(Exercise objective):
Word for word, copy all the data and drop the pictures.

(Excerpts from an interface dataset)
Content starts

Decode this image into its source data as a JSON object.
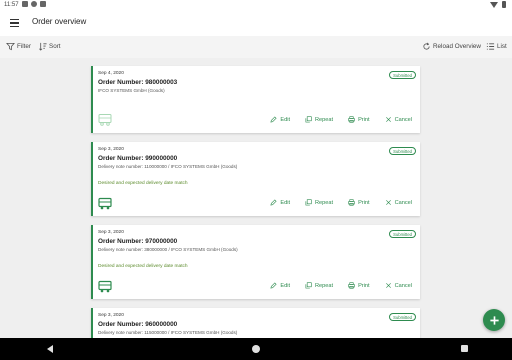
{
  "status": {
    "time": "11:57"
  },
  "appbar": {
    "title": "Order overview"
  },
  "toolbar": {
    "filter": "Filter",
    "sort": "Sort",
    "reload": "Reload Overview",
    "list": "List"
  },
  "actions": {
    "edit": "Edit",
    "repeat": "Repeat",
    "print": "Print",
    "cancel": "Cancel"
  },
  "orders": [
    {
      "date": "Sep 4, 2020",
      "status": "Submitted",
      "order_number": "Order Number: 980000003",
      "sub": "IFCO SYSTEMS GmbH (Goods)",
      "note": ""
    },
    {
      "date": "Sep 3, 2020",
      "status": "Submitted",
      "order_number": "Order Number: 990000000",
      "sub": "Delivery note number: 110000000 / IFCO SYSTEMS GmbH (Goods)",
      "note": "Desired and expected delivery date match"
    },
    {
      "date": "Sep 3, 2020",
      "status": "Submitted",
      "order_number": "Order Number: 970000000",
      "sub": "Delivery note number: 380000000 / IFCO SYSTEMS GmbH (Goods)",
      "note": "Desired and expected delivery date match"
    },
    {
      "date": "Sep 3, 2020",
      "status": "Submitted",
      "order_number": "Order Number: 960000000",
      "sub": "Delivery note number: 115000000 / IFCO SYSTEMS GmbH (Goods)",
      "note": ""
    }
  ],
  "colors": {
    "accent": "#2e8b4f",
    "note": "#5a8a2a",
    "background": "#efefef"
  },
  "icons": [
    "menu-icon",
    "filter-icon",
    "sort-icon",
    "reload-icon",
    "list-icon",
    "truck-icon",
    "edit-icon",
    "repeat-icon",
    "print-icon",
    "cancel-icon",
    "add-icon"
  ]
}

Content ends

(Response to this exercise):
Decode this image into its source data as a JSON object.
{
  "status": {
    "time": "11:57"
  },
  "appbar": {
    "title": "Order overview"
  },
  "toolbar": {
    "filter": "Filter",
    "sort": "Sort",
    "reload": "Reload Overview",
    "list": "List"
  },
  "actions": {
    "edit": "Edit",
    "repeat": "Repeat",
    "print": "Print",
    "cancel": "Cancel"
  },
  "orders": [
    {
      "date": "Sep 4, 2020",
      "status": "Submitted",
      "order_number": "Order Number: 980000003",
      "sub": "IFCO SYSTEMS GmbH (Goods)",
      "note": ""
    },
    {
      "date": "Sep 3, 2020",
      "status": "Submitted",
      "order_number": "Order Number: 990000000",
      "sub": "Delivery note number: 110000000 / IFCO SYSTEMS GmbH (Goods)",
      "note": "Desired and expected delivery date match"
    },
    {
      "date": "Sep 3, 2020",
      "status": "Submitted",
      "order_number": "Order Number: 970000000",
      "sub": "Delivery note number: 380000000 / IFCO SYSTEMS GmbH (Goods)",
      "note": "Desired and expected delivery date match"
    },
    {
      "date": "Sep 3, 2020",
      "status": "Submitted",
      "order_number": "Order Number: 960000000",
      "sub": "Delivery note number: 115000000 / IFCO SYSTEMS GmbH (Goods)",
      "note": ""
    }
  ],
  "colors": {
    "accent": "#2e8b4f",
    "note": "#5a8a2a",
    "background": "#efefef"
  },
  "icons": [
    "menu-icon",
    "filter-icon",
    "sort-icon",
    "reload-icon",
    "list-icon",
    "truck-icon",
    "edit-icon",
    "repeat-icon",
    "print-icon",
    "cancel-icon",
    "add-icon"
  ]
}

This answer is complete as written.